-- WORK ITEM --
Please return the full listing below without altering anything.

-- RAW DATA --

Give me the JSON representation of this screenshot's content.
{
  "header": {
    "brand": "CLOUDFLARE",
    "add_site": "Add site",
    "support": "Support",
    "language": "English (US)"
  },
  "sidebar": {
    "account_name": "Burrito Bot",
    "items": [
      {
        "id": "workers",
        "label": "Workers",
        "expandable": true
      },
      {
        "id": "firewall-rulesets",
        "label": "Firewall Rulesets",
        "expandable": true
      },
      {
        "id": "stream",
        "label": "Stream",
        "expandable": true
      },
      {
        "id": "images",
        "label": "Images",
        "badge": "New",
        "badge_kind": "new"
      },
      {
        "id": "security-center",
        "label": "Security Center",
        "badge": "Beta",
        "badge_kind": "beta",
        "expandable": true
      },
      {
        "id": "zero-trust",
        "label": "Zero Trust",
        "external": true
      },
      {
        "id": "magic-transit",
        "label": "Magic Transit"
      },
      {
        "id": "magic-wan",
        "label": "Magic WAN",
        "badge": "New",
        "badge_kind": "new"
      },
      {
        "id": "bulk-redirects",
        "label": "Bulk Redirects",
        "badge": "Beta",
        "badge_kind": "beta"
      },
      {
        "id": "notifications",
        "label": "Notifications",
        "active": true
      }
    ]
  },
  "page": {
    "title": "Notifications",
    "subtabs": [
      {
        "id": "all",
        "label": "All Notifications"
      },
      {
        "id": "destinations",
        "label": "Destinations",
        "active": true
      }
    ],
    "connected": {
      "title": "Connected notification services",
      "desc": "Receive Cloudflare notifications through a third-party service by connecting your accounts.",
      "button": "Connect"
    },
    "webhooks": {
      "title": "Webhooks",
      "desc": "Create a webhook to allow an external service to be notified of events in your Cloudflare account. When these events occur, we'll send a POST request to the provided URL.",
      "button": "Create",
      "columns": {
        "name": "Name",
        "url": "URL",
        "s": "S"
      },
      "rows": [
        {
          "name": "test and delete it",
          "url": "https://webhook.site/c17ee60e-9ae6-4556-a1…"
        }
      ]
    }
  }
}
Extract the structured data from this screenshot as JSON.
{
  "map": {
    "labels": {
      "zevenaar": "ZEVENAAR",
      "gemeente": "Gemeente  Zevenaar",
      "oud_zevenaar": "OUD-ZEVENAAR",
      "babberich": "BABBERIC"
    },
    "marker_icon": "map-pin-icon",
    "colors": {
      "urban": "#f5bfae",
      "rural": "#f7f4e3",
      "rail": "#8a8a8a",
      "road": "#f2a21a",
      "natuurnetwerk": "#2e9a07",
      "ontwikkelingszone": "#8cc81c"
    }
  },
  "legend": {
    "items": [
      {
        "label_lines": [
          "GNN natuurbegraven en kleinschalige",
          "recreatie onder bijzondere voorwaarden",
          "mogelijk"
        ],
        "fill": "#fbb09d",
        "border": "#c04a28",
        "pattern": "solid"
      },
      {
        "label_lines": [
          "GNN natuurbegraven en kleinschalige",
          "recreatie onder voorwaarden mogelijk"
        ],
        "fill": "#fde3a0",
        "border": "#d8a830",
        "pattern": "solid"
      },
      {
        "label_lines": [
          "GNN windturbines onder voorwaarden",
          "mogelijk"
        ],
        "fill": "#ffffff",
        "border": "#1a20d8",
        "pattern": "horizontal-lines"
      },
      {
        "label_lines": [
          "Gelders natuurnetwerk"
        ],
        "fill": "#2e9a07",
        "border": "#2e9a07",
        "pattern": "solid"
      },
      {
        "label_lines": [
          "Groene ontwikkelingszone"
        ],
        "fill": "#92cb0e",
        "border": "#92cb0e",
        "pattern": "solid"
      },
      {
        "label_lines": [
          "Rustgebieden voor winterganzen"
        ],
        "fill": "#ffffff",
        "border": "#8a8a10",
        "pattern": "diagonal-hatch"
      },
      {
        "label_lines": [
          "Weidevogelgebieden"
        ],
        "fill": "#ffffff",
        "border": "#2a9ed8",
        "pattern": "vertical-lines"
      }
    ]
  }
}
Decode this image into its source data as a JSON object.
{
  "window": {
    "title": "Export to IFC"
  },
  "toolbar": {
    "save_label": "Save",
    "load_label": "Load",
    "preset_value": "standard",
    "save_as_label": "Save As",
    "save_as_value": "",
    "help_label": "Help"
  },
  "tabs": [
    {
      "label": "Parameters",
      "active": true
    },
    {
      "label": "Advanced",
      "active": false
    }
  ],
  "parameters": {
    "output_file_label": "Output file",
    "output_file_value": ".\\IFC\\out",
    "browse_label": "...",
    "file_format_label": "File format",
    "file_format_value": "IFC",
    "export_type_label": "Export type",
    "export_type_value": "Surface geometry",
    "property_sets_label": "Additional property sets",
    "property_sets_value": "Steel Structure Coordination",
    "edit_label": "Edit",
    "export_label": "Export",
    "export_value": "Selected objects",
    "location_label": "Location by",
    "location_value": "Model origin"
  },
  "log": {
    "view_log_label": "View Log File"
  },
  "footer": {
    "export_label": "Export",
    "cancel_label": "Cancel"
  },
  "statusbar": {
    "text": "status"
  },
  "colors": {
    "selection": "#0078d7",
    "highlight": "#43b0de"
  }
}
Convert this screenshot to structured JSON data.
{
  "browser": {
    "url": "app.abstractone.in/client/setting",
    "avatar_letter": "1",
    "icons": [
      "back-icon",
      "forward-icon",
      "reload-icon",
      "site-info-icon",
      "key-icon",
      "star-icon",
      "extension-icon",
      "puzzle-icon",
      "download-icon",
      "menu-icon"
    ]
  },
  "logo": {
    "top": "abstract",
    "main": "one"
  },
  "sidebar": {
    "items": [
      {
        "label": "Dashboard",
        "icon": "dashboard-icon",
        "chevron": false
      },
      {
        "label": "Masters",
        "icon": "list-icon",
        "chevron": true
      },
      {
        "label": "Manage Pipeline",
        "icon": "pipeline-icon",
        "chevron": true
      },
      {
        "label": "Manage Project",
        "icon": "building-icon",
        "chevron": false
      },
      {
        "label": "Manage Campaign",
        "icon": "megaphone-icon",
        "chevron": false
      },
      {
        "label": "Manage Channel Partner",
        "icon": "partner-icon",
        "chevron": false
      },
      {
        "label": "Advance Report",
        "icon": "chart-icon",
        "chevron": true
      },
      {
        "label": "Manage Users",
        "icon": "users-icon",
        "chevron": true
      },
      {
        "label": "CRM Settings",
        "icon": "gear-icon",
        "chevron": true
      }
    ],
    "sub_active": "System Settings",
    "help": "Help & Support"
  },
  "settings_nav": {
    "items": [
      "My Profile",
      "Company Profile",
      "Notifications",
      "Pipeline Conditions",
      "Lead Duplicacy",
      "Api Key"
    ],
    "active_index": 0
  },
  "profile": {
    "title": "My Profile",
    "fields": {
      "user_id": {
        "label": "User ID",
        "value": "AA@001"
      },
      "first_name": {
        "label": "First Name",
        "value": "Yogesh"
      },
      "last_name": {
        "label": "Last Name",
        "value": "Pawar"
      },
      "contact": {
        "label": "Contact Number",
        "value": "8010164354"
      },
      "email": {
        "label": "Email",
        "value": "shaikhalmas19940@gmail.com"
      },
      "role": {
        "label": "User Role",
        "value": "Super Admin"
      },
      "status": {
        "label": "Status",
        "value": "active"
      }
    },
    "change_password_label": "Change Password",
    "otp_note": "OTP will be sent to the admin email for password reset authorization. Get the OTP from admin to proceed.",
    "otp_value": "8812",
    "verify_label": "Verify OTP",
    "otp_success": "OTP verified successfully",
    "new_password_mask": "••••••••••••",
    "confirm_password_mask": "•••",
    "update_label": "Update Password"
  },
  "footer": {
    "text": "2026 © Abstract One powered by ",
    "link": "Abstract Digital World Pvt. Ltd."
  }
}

-- RESPONSE TO THE EXERCISE --
Give me the JSON representation of this screenshot's content.
{
  "header": {
    "brand": "CLOUDFLARE",
    "add_site": "Add site",
    "support": "Support",
    "language": "English (US)"
  },
  "sidebar": {
    "account_name": "Burrito Bot",
    "items": [
      {
        "id": "workers",
        "label": "Workers",
        "expandable": true
      },
      {
        "id": "firewall-rulesets",
        "label": "Firewall Rulesets",
        "expandable": true
      },
      {
        "id": "stream",
        "label": "Stream",
        "expandable": true
      },
      {
        "id": "images",
        "label": "Images",
        "badge": "New",
        "badge_kind": "new"
      },
      {
        "id": "security-center",
        "label": "Security Center",
        "badge": "Beta",
        "badge_kind": "beta",
        "expandable": true
      },
      {
        "id": "zero-trust",
        "label": "Zero Trust",
        "external": true
      },
      {
        "id": "magic-transit",
        "label": "Magic Transit"
      },
      {
        "id": "magic-wan",
        "label": "Magic WAN",
        "badge": "New",
        "badge_kind": "new"
      },
      {
        "id": "bulk-redirects",
        "label": "Bulk Redirects",
        "badge": "Beta",
        "badge_kind": "beta"
      },
      {
        "id": "notifications",
        "label": "Notifications",
        "active": true
      }
    ]
  },
  "page": {
    "title": "Notifications",
    "subtabs": [
      {
        "id": "all",
        "label": "All Notifications"
      },
      {
        "id": "destinations",
        "label": "Destinations",
        "active": true
      }
    ],
    "connected": {
      "title": "Connected notification services",
      "desc": "Receive Cloudflare notifications through a third-party service by connecting your accounts.",
      "button": "Connect"
    },
    "webhooks": {
      "title": "Webhooks",
      "desc": "Create a webhook to allow an external service to be notified of events in your Cloudflare account. When these events occur, we'll send a POST request to the provided URL.",
      "button": "Create",
      "columns": {
        "name": "Name",
        "url": "URL",
        "s": "S"
      },
      "rows": [
        {
          "name": "test and delete it",
          "url": "https://webhook.site/c17ee60e-9ae6-4556-a1…"
        }
      ]
    }
  }
}
Extract the structured data from this screenshot as JSON.
{
  "map": {
    "labels": {
      "zevenaar": "ZEVENAAR",
      "gemeente": "Gemeente  Zevenaar",
      "oud_zevenaar": "OUD-ZEVENAAR",
      "babberich": "BABBERIC"
    },
    "marker_icon": "map-pin-icon",
    "colors": {
      "urban": "#f5bfae",
      "rural": "#f7f4e3",
      "rail": "#8a8a8a",
      "road": "#f2a21a",
      "natuurnetwerk": "#2e9a07",
      "ontwikkelingszone": "#8cc81c"
    }
  },
  "legend": {
    "items": [
      {
        "label_lines": [
          "GNN natuurbegraven en kleinschalige",
          "recreatie onder bijzondere voorwaarden",
          "mogelijk"
        ],
        "fill": "#fbb09d",
        "border": "#c04a28",
        "pattern": "solid"
      },
      {
        "label_lines": [
          "GNN natuurbegraven en kleinschalige",
          "recreatie onder voorwaarden mogelijk"
        ],
        "fill": "#fde3a0",
        "border": "#d8a830",
        "pattern": "solid"
      },
      {
        "label_lines": [
          "GNN windturbines onder voorwaarden",
          "mogelijk"
        ],
        "fill": "#ffffff",
        "border": "#1a20d8",
        "pattern": "horizontal-lines"
      },
      {
        "label_lines": [
          "Gelders natuurnetwerk"
        ],
        "fill": "#2e9a07",
        "border": "#2e9a07",
        "pattern": "solid"
      },
      {
        "label_lines": [
          "Groene ontwikkelingszone"
        ],
        "fill": "#92cb0e",
        "border": "#92cb0e",
        "pattern": "solid"
      },
      {
        "label_lines": [
          "Rustgebieden voor winterganzen"
        ],
        "fill": "#ffffff",
        "border": "#8a8a10",
        "pattern": "diagonal-hatch"
      },
      {
        "label_lines": [
          "Weidevogelgebieden"
        ],
        "fill": "#ffffff",
        "border": "#2a9ed8",
        "pattern": "vertical-lines"
      }
    ]
  }
}
Decode this image into its source data as a JSON object.
{
  "window": {
    "title": "Export to IFC"
  },
  "toolbar": {
    "save_label": "Save",
    "load_label": "Load",
    "preset_value": "standard",
    "save_as_label": "Save As",
    "save_as_value": "",
    "help_label": "Help"
  },
  "tabs": [
    {
      "label": "Parameters",
      "active": true
    },
    {
      "label": "Advanced",
      "active": false
    }
  ],
  "parameters": {
    "output_file_label": "Output file",
    "output_file_value": ".\\IFC\\out",
    "browse_label": "...",
    "file_format_label": "File format",
    "file_format_value": "IFC",
    "export_type_label": "Export type",
    "export_type_value": "Surface geometry",
    "property_sets_label": "Additional property sets",
    "property_sets_value": "Steel Structure Coordination",
    "edit_label": "Edit",
    "export_label": "Export",
    "export_value": "Selected objects",
    "location_label": "Location by",
    "location_value": "Model origin"
  },
  "log": {
    "view_log_label": "View Log File"
  },
  "footer": {
    "export_label": "Export",
    "cancel_label": "Cancel"
  },
  "statusbar": {
    "text": "status"
  },
  "colors": {
    "selection": "#0078d7",
    "highlight": "#43b0de"
  }
}
Convert this screenshot to structured JSON data.
{
  "browser": {
    "url": "app.abstractone.in/client/setting",
    "avatar_letter": "1",
    "icons": [
      "back-icon",
      "forward-icon",
      "reload-icon",
      "site-info-icon",
      "key-icon",
      "star-icon",
      "extension-icon",
      "puzzle-icon",
      "download-icon",
      "menu-icon"
    ]
  },
  "logo": {
    "top": "abstract",
    "main": "one"
  },
  "sidebar": {
    "items": [
      {
        "label": "Dashboard",
        "icon": "dashboard-icon",
        "chevron": false
      },
      {
        "label": "Masters",
        "icon": "list-icon",
        "chevron": true
      },
      {
        "label": "Manage Pipeline",
        "icon": "pipeline-icon",
        "chevron": true
      },
      {
        "label": "Manage Project",
        "icon": "building-icon",
        "chevron": false
      },
      {
        "label": "Manage Campaign",
        "icon": "megaphone-icon",
        "chevron": false
      },
      {
        "label": "Manage Channel Partner",
        "icon": "partner-icon",
        "chevron": false
      },
      {
        "label": "Advance Report",
        "icon": "chart-icon",
        "chevron": true
      },
      {
        "label": "Manage Users",
        "icon": "users-icon",
        "chevron": true
      },
      {
        "label": "CRM Settings",
        "icon": "gear-icon",
        "chevron": true
      }
    ],
    "sub_active": "System Settings",
    "help": "Help & Support"
  },
  "settings_nav": {
    "items": [
      "My Profile",
      "Company Profile",
      "Notifications",
      "Pipeline Conditions",
      "Lead Duplicacy",
      "Api Key"
    ],
    "active_index": 0
  },
  "profile": {
    "title": "My Profile",
    "fields": {
      "user_id": {
        "label": "User ID",
        "value": "AA@001"
      },
      "first_name": {
        "label": "First Name",
        "value": "Yogesh"
      },
      "last_name": {
        "label": "Last Name",
        "value": "Pawar"
      },
      "contact": {
        "label": "Contact Number",
        "value": "8010164354"
      },
      "email": {
        "label": "Email",
        "value": "shaikhalmas19940@gmail.com"
      },
      "role": {
        "label": "User Role",
        "value": "Super Admin"
      },
      "status": {
        "label": "Status",
        "value": "active"
      }
    },
    "change_password_label": "Change Password",
    "otp_note": "OTP will be sent to the admin email for password reset authorization. Get the OTP from admin to proceed.",
    "otp_value": "8812",
    "verify_label": "Verify OTP",
    "otp_success": "OTP verified successfully",
    "new_password_mask": "••••••••••••",
    "confirm_password_mask": "•••",
    "update_label": "Update Password"
  },
  "footer": {
    "text": "2026 © Abstract One powered by ",
    "link": "Abstract Digital World Pvt. Ltd."
  }
}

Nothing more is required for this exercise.